Supplied records:
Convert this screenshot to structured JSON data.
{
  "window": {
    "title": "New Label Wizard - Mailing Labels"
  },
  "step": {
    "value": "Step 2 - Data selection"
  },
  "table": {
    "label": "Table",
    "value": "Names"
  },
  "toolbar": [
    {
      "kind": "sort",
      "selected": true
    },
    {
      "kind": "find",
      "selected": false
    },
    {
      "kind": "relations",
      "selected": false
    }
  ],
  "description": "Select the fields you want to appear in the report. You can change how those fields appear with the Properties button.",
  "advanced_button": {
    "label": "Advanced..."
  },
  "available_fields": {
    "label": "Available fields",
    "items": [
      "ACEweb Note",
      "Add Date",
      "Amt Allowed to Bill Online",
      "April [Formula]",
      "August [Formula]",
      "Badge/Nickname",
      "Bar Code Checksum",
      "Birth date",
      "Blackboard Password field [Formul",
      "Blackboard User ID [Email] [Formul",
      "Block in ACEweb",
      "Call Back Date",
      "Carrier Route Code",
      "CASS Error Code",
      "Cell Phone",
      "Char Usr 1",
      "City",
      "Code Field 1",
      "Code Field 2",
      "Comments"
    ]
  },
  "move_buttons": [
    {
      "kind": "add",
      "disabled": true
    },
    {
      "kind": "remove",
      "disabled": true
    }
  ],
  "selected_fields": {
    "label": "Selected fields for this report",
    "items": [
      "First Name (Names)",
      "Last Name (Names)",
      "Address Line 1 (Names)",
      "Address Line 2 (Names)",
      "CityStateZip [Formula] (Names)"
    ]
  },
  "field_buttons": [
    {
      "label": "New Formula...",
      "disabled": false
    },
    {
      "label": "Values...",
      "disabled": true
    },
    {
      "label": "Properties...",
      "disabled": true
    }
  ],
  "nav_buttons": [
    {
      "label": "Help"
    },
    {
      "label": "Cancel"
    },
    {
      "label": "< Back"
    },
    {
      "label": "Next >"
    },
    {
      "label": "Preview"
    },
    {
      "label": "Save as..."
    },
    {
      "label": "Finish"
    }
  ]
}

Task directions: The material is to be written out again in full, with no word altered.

Finished task:
Convert this screenshot to structured JSON data.
{
  "window": {
    "title": "New Label Wizard - Mailing Labels"
  },
  "step": {
    "value": "Step 2 - Data selection"
  },
  "table": {
    "label": "Table",
    "value": "Names"
  },
  "toolbar": [
    {
      "kind": "sort",
      "selected": true
    },
    {
      "kind": "find",
      "selected": false
    },
    {
      "kind": "relations",
      "selected": false
    }
  ],
  "description": "Select the fields you want to appear in the report. You can change how those fields appear with the Properties button.",
  "advanced_button": {
    "label": "Advanced..."
  },
  "available_fields": {
    "label": "Available fields",
    "items": [
      "ACEweb Note",
      "Add Date",
      "Amt Allowed to Bill Online",
      "April [Formula]",
      "August [Formula]",
      "Badge/Nickname",
      "Bar Code Checksum",
      "Birth date",
      "Blackboard Password field [Formul",
      "Blackboard User ID [Email] [Formul",
      "Block in ACEweb",
      "Call Back Date",
      "Carrier Route Code",
      "CASS Error Code",
      "Cell Phone",
      "Char Usr 1",
      "City",
      "Code Field 1",
      "Code Field 2",
      "Comments"
    ]
  },
  "move_buttons": [
    {
      "kind": "add",
      "disabled": true
    },
    {
      "kind": "remove",
      "disabled": true
    }
  ],
  "selected_fields": {
    "label": "Selected fields for this report",
    "items": [
      "First Name (Names)",
      "Last Name (Names)",
      "Address Line 1 (Names)",
      "Address Line 2 (Names)",
      "CityStateZip [Formula] (Names)"
    ]
  },
  "field_buttons": [
    {
      "label": "New Formula...",
      "disabled": false
    },
    {
      "label": "Values...",
      "disabled": true
    },
    {
      "label": "Properties...",
      "disabled": true
    }
  ],
  "nav_buttons": [
    {
      "label": "Help"
    },
    {
      "label": "Cancel"
    },
    {
      "label": "< Back"
    },
    {
      "label": "Next >"
    },
    {
      "label": "Preview"
    },
    {
      "label": "Save as..."
    },
    {
      "label": "Finish"
    }
  ]
}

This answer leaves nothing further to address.